If we had a mixture of both positive and negative incentives to stop prison rape--at least by inmates (examples: early release for inmates who refrain from committing prison rape and the threat of a sex offense charge against any inmate who rapes a fellow inmate), we might cut those rapes that involve INMATES as perpetrators. As for staff and corrections officers who commit prison rape, we would have to have different types of negative and positive incentives like prosecutors and district attorneys who are willing to treat prison rape like any rapes committed on the outside.
So-called law 'n' order and so-called victims' rights groups need to start treating prison rape the way they treat rapes on the outside as unacceptable offenses. It has always disturbed me when victim's rights advocates against sex offenses have conveniently ignored prison rape as if only white middle class victims instead of other victims of crimes deserve any support at all from law enforcement.
Maybe Obama's speech and visit will finally set some major precedents to change this situation once and for all.
Posted by: william r. delzell | Jul 17, 2015 10:11:28 AM
The comments thus far are all very well spoken. This President is rare. When he is out of office more people will be appreciative of him. As one who used to represent inmates on prison rights and prison condition issues I am cognizant of what it is like to walk through a prison and observe things.
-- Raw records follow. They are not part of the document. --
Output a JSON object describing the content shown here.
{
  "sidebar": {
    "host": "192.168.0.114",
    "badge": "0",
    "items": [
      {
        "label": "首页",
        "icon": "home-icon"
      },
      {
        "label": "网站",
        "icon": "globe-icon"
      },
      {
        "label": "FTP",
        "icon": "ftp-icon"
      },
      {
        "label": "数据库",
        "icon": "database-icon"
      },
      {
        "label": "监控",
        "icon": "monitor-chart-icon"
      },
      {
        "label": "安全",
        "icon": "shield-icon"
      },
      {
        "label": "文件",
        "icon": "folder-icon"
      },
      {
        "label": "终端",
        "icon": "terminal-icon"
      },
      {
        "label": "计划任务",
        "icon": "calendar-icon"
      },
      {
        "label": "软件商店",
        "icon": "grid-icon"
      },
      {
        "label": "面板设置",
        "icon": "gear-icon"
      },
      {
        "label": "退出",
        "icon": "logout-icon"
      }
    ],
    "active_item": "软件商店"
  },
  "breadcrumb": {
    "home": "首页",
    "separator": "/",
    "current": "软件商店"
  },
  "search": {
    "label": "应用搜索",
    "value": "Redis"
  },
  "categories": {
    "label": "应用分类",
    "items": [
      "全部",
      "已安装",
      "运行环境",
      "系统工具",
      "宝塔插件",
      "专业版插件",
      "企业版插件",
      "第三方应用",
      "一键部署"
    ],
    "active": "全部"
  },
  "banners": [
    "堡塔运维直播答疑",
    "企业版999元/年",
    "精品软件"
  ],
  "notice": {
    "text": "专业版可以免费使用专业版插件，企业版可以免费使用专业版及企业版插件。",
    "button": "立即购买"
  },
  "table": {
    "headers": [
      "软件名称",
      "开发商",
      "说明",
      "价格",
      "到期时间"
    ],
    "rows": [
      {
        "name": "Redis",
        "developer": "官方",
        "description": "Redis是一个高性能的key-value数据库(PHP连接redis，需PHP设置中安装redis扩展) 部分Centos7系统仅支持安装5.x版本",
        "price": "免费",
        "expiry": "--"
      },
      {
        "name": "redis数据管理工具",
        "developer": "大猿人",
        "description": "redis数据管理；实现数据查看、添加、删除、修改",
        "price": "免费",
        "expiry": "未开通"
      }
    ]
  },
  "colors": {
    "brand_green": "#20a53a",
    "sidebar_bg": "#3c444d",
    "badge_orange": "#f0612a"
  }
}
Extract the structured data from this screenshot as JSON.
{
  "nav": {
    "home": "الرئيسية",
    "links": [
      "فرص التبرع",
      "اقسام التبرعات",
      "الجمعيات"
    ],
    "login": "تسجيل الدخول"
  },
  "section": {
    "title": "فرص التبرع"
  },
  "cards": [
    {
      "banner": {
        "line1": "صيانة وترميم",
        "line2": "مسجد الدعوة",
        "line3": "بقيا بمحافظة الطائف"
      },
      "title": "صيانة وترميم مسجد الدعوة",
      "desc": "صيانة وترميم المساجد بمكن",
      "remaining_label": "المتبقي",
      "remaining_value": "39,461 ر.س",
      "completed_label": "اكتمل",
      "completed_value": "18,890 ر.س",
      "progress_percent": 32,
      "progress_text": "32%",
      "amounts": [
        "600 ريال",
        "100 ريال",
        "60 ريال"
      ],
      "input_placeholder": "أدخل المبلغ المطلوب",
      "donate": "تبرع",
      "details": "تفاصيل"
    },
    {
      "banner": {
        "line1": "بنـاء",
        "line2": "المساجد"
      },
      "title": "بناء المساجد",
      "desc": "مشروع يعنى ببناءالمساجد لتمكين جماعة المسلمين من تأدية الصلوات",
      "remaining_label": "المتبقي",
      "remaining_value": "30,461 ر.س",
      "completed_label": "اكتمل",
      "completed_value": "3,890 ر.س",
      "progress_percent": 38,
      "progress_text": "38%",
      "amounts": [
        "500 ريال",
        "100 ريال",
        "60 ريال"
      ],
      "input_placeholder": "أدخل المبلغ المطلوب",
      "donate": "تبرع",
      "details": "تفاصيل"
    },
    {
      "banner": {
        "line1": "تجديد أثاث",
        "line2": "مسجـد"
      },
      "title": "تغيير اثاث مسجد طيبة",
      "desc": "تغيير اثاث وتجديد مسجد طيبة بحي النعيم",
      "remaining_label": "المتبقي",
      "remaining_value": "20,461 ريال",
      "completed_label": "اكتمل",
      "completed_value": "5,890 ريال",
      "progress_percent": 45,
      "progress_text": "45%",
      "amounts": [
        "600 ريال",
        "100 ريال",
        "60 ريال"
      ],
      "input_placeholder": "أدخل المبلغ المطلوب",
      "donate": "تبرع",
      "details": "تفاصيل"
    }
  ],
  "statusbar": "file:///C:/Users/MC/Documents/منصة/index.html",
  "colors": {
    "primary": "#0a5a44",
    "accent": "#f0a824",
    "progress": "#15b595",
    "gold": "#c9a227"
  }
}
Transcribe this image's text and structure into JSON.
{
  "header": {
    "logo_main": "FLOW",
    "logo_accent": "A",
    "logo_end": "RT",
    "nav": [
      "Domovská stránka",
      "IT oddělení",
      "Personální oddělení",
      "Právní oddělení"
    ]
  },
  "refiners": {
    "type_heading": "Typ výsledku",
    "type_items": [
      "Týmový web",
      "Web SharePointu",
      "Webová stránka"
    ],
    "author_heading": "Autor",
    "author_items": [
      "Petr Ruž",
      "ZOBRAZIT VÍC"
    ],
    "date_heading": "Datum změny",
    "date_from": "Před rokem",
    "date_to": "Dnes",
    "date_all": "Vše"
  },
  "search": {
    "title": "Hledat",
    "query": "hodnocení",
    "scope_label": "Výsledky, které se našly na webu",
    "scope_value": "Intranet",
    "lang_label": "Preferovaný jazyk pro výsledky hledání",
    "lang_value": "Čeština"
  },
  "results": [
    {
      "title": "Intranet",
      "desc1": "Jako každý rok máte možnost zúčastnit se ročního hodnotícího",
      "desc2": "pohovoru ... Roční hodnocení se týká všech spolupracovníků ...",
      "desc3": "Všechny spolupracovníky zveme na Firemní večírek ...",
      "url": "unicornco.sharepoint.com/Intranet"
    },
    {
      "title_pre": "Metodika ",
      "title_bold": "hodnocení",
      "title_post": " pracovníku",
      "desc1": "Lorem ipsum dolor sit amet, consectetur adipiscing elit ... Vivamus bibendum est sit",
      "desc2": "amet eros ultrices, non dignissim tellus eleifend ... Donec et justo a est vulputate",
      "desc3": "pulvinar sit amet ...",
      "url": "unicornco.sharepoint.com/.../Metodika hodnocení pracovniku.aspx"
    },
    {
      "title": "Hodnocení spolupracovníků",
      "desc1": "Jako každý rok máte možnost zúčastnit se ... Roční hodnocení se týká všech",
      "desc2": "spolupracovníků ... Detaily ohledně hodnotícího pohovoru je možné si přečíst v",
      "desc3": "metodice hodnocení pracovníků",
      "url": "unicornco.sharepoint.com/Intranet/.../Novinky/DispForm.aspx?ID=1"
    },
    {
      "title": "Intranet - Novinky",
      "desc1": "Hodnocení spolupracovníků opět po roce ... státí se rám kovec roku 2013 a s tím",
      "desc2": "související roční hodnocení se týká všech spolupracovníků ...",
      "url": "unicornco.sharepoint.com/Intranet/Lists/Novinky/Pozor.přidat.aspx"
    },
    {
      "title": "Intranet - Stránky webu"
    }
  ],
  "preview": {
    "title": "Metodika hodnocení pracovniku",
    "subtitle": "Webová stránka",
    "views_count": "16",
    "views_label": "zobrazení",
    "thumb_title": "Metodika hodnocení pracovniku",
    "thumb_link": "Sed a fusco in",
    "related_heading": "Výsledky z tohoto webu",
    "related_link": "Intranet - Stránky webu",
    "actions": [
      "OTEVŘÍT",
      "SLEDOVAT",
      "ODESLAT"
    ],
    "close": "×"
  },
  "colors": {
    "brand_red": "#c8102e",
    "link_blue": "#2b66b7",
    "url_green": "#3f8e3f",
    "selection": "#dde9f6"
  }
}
Hail to our Chief!
Posted by: Liberty1st | Jul 18, 2015 1:17:23 AM